• What to do
Count the lines below that carry the word "applied". Answer with that number alone.
------ Records shown
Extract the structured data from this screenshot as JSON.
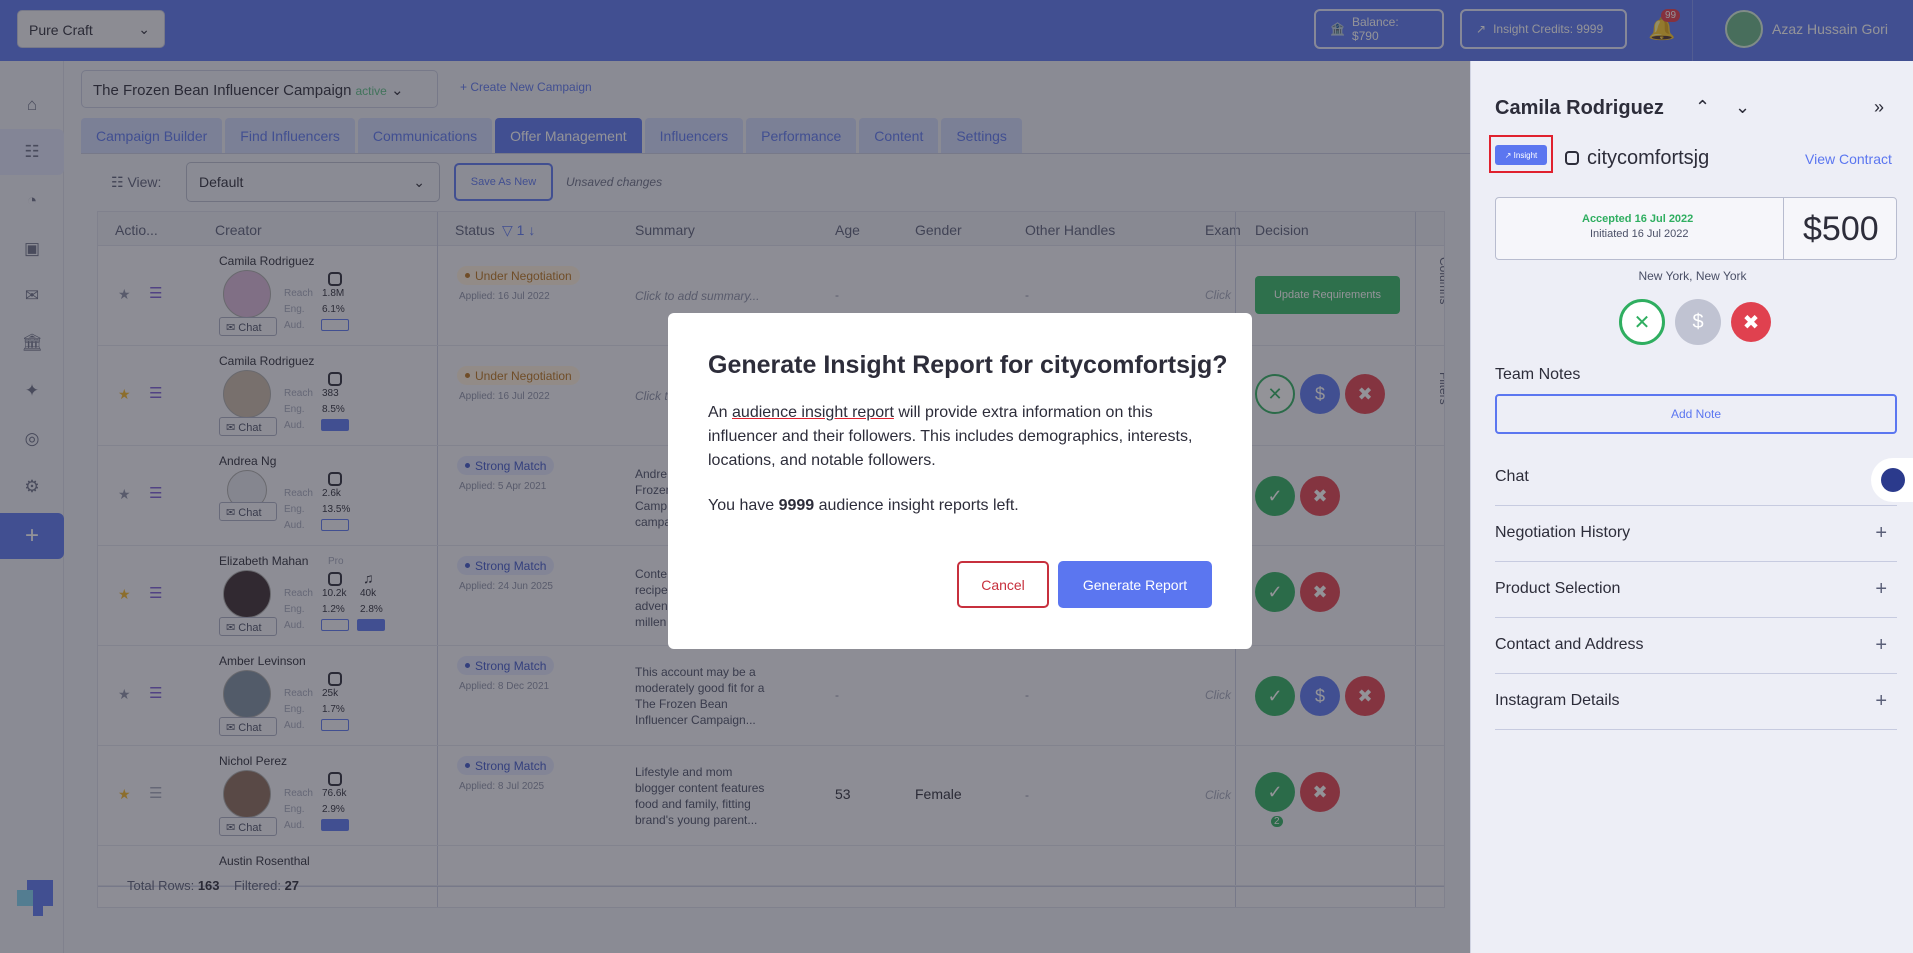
{
  "topbar": {
    "workspace": "Pure Craft",
    "balance": "Balance: $790",
    "insight_credits": "Insight Credits: 9999",
    "notif_count": "99",
    "user_name": "Azaz Hussain Gori"
  },
  "campaign": {
    "name": "The Frozen Bean Influencer Campaign",
    "status": "active",
    "create_label": "Create New Campaign"
  },
  "tabs": [
    "Campaign Builder",
    "Find Influencers",
    "Communications",
    "Offer Management",
    "Influencers",
    "Performance",
    "Content",
    "Settings"
  ],
  "active_tab": "Offer Management",
  "toolbar": {
    "view_label": "View:",
    "view_value": "Default",
    "save_as_new": "Save As New",
    "unsaved": "Unsaved changes"
  },
  "table": {
    "headers": [
      "Actio...",
      "Creator",
      "Status",
      "1",
      "Summary",
      "Age",
      "Gender",
      "Other Handles",
      "Exam",
      "Decision"
    ],
    "metric_labels": [
      "Reach",
      "Eng.",
      "Aud."
    ],
    "chat_label": "Chat",
    "side_tabs": [
      "Columns",
      "Filters"
    ],
    "rows": [
      {
        "name": "Camila Rodriguez",
        "reach": "1.8M",
        "eng": "6.1%",
        "status": "Under Negotiation",
        "applied": "Applied: 16 Jul 2022",
        "summary": "Click to add summary...",
        "age": "-",
        "gender": "",
        "handles": "-",
        "exam": "Click",
        "decision": "Update Requirements"
      },
      {
        "name": "Camila Rodriguez",
        "reach": "383",
        "eng": "8.5%",
        "status": "Under Negotiation",
        "applied": "Applied: 16 Jul 2022",
        "summary": "Click t",
        "age": "",
        "gender": "",
        "handles": "",
        "exam": "",
        "decision": ""
      },
      {
        "name": "Andrea Ng",
        "reach": "2.6k",
        "eng": "13.5%",
        "status": "Strong Match",
        "applied": "Applied: 5 Apr 2021",
        "summary": "Andre Frozen Camp campa",
        "age": "",
        "gender": "",
        "handles": "",
        "exam": "",
        "decision": ""
      },
      {
        "name": "Elizabeth Mahan",
        "pro": "Pro",
        "reach": "10.2k",
        "eng": "1.2%",
        "reach2": "40k",
        "eng2": "2.8%",
        "status": "Strong Match",
        "applied": "Applied: 24 Jun 2025",
        "summary": "Conte recipe adven millen",
        "age": "",
        "gender": "",
        "handles": "",
        "exam": "",
        "decision": ""
      },
      {
        "name": "Amber Levinson",
        "reach": "25k",
        "eng": "1.7%",
        "status": "Strong Match",
        "applied": "Applied: 8 Dec 2021",
        "summary": "This account may be a moderately good fit for a The Frozen Bean Influencer Campaign...",
        "age": "-",
        "gender": "",
        "handles": "-",
        "exam": "Click",
        "decision": ""
      },
      {
        "name": "Nichol Perez",
        "reach": "76.6k",
        "eng": "2.9%",
        "status": "Strong Match",
        "applied": "Applied: 8 Jul 2025",
        "summary": "Lifestyle and mom blogger content features food and family, fitting brand's young parent...",
        "age": "53",
        "gender": "Female",
        "handles": "-",
        "exam": "Click",
        "decision": "",
        "count": "2"
      },
      {
        "name": "Austin Rosenthal"
      }
    ],
    "footer_total_label": "Total Rows:",
    "footer_total": "163",
    "footer_filtered_label": "Filtered:",
    "footer_filtered": "27"
  },
  "panel": {
    "name": "Camila Rodriguez",
    "insight_label": "Insight",
    "handle": "citycomfortsjg",
    "view_contract": "View Contract",
    "accepted": "Accepted 16 Jul 2022",
    "initiated": "Initiated 16 Jul 2022",
    "amount": "$500",
    "location": "New York, New York",
    "team_notes": "Team Notes",
    "add_note": "Add Note",
    "sections": [
      "Chat",
      "Negotiation History",
      "Product Selection",
      "Contact and Address",
      "Instagram Details"
    ]
  },
  "modal": {
    "title": "Generate Insight Report for citycomfortsjg?",
    "body_pre": "An ",
    "body_link": "audience insight report",
    "body_post": " will provide extra information on this influencer and their followers. This includes demographics, interests, locations, and notable followers.",
    "count_pre": "You have ",
    "count": "9999",
    "count_post": " audience insight reports left.",
    "cancel": "Cancel",
    "generate": "Generate Report"
  },
  "colors": {
    "primary": "#5b76f0",
    "accept": "#2fae60",
    "reject": "#e0414f",
    "highlight": "#e0212e"
  }
}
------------
• Solved problem
6